In the beginning, I carefully monitored every assignment from my phone or computer. I even turned on notifications, so each time a new grade was uploaded, my phone announced its presence.
Oop, he just finished his vocab test. Oh, the geometry grades are in. There’s that social studies project.
I’m not a helicopter parent, I swear. I actually pride myself on letting my kids have a fair amount of independence.
However, my oldest has struggled in school since kindergarten. He repeated first grade. And near the end of third grade, after lots of frustration and testing, he was diagnosed with dyslexia. Because of that, he has an Individualized Education Program (IEP), which sets goals and outlines special education services. For example, my son gets extra time on standardized tests.
His IEP, coupled with a big move, made me extra vigilant about making sure he was getting the help he needed and deserved. For several years, he struggled to keep up with his classmates and the frustrations of a new school, new teacher, new expectations, new everything were understandably overwhelming. His elementary school years were tough, period.
Sometimes, a random F grade in a sea of As and Bs would alert me that he wasn’t taking advantage of his IEP accommodations. Or maybe a teacher forgot. Or maybe he simply needed some extra tutoring on a particular topic. For example, he perfectly understood the concept of ratios but had trouble reversing the numbers.
As he’s gotten older, he’s come to despise me watching his grades so carefully. And at the beginning of this school year, my teen politely asked me to stop tracking him in PowerSchool altogether.
I realized that over time, instead of just using the tool for tutoring and IEP monitoring, I’d begun to use his grades as a conversation starter. And it usually wasn’t a positive one.
“Did you get extra time on that algebra test? Because I saw you got a C, and I’m wondering if you left some answers blank because you didn’t finish?”
“Why did you only get a 50 percent on your social studies notebook?”
“Your art grade seems a little low. Do you want to talk about it?”
He’d huff and give me logical explanations for all of it: The class average was a D for the algebra test, and they’d all get a chance to retake it. He only turned in half of his social studies notes because the full assignment isn’t due until Friday. He had until the end of the quarter to finish his big art project but it was coming along fine.
I came to realize that all these grades pouring in didn’t give me the full picture. Not even close.
At the same time, as his parent and number-one advocate, I need to know if his IEP is being followed. Or if he’d benefit from extra tutoring or support.
So we came to an agreement:
- He tracks his own grades.
- If it’s looking like a semester grade in any subject will dip below a B, he’ll talk to me about it well in advance.
- Throughout the semester, he’ll manage his classes with his teachers and his special ed helper to make sure he’s on track for As and Bs.

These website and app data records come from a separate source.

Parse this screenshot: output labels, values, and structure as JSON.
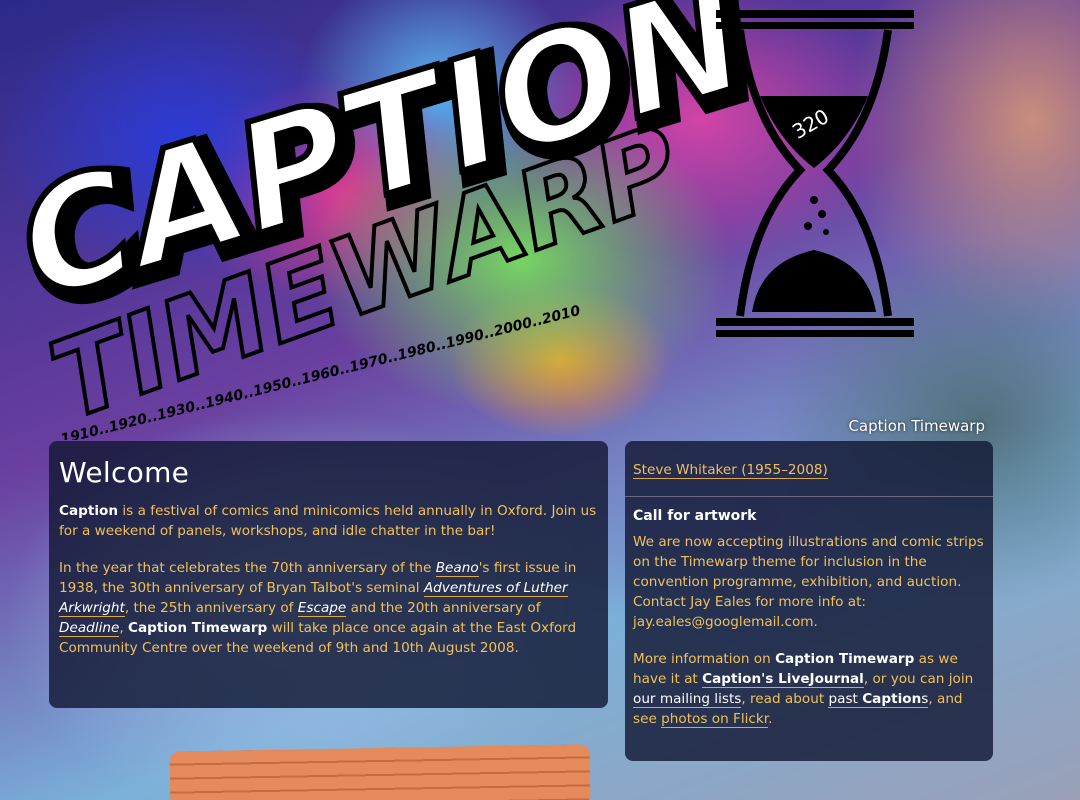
{
  "logo": {
    "word1": "CAPTION",
    "word2": "TIMEWARP",
    "decades": "1910..1920..1930..1940..1950..1960..1970..1980..1990..2000..2010",
    "hourglass_number": "320",
    "colors": {
      "stroke": "#000000",
      "fill": "#ffffff"
    }
  },
  "photo_caption": "Caption Timewarp",
  "welcome": {
    "title": "Welcome",
    "p1": {
      "caption": "Caption",
      "rest": " is a festival of comics and minicomics held annually in Oxford. Join us for a weekend of panels, workshops, and idle chatter in the bar!"
    },
    "p2": {
      "t1": "In the year that celebrates the 70th anniversary of the ",
      "beano": "Beano",
      "t2": "'s first issue in 1938, the 30th anniversary of Bryan Talbot's seminal ",
      "arkwright": "Adventures of Luther Arkwright",
      "t3": ", the 25th anniversary of ",
      "escape": "Escape",
      "t4": " and the 20th anniversary of ",
      "deadline": "Deadline",
      "t5": ", ",
      "timewarp": "Caption Timewarp",
      "t6": " will take place once again at the East Oxford Community Centre over the weekend of 9th and 10th August 2008."
    }
  },
  "sidebar": {
    "steve_link": "Steve Whitaker (1955–2008)",
    "call_title": "Call for artwork",
    "call_body": "We are now accepting illustrations and comic strips on the Timewarp theme for inclusion in the convention programme, exhibition, and auction. Contact Jay Eales for more info at: jay.eales@googlemail.com.",
    "more": {
      "t1": "More information on ",
      "timewarp": "Caption Timewarp",
      "t2": " as we have it at ",
      "lj": "Caption's LiveJournal",
      "t3": ", or you can join ",
      "lists": "our mailing lists",
      "t4": ", read about ",
      "past": "past ",
      "past_caption": "Caption",
      "past_s": "s",
      "t5": ", and see ",
      "flickr": "photos on Flickr",
      "t6": "."
    }
  },
  "colors": {
    "accent": "#f0c05a",
    "panel_bg": "#121834",
    "heading": "#ffffff"
  }
}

- If he’s not on track, he’ll ask about extra credit, retakes, alternate assignments, accommodations, extra support, or even switching to another class.

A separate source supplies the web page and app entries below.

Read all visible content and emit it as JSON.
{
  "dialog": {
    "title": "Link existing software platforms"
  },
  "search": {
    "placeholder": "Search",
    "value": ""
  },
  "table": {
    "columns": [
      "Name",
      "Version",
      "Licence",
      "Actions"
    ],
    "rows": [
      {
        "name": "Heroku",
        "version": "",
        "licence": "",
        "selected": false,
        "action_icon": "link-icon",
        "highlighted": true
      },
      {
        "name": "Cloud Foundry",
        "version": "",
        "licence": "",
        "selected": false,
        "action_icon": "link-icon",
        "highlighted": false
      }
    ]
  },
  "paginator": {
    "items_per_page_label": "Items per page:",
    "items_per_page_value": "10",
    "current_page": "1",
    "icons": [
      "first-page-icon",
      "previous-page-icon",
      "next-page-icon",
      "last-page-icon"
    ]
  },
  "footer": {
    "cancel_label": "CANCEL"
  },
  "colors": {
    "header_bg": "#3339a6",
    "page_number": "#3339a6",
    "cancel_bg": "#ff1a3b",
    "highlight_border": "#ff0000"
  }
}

- He’ll evaluate the situation, work with his teachers and keep me in the loop.
In short, he assured me he’d handle it. And to my delight, he has.
I still ask him about school, of course, but I try very hard to keep it in general terms and let him give me details as he chooses. One night, he confided he was stressing about a social studies test, so I quizzed him after dinner and he really appreciated that and even asked me to do the same on a future test. I remind him often that Dad and I are always available, to which he undoubtedly replies, “I know, I know.”
I’ve also seen him pull up his audiobook software to help forge through some tough literature for English language arts. And I know he requested to type an assignment his classmates had to write by hand.
We’re still working through this new plan, but so far he’s proven he doesn’t need me watching every grade. That he’s got this. I also know he’ll come to me if he needs to, though I’m shocked at how little he does.
My mama heart would like to be more involved, but I see his independence and self-advocacy blooming. And sometimes I need to remind myself that that’s the goal, that’s what I’ve wanted for him all along.
My Teen Has Dyslexia: Five Things I Want You To Know About Him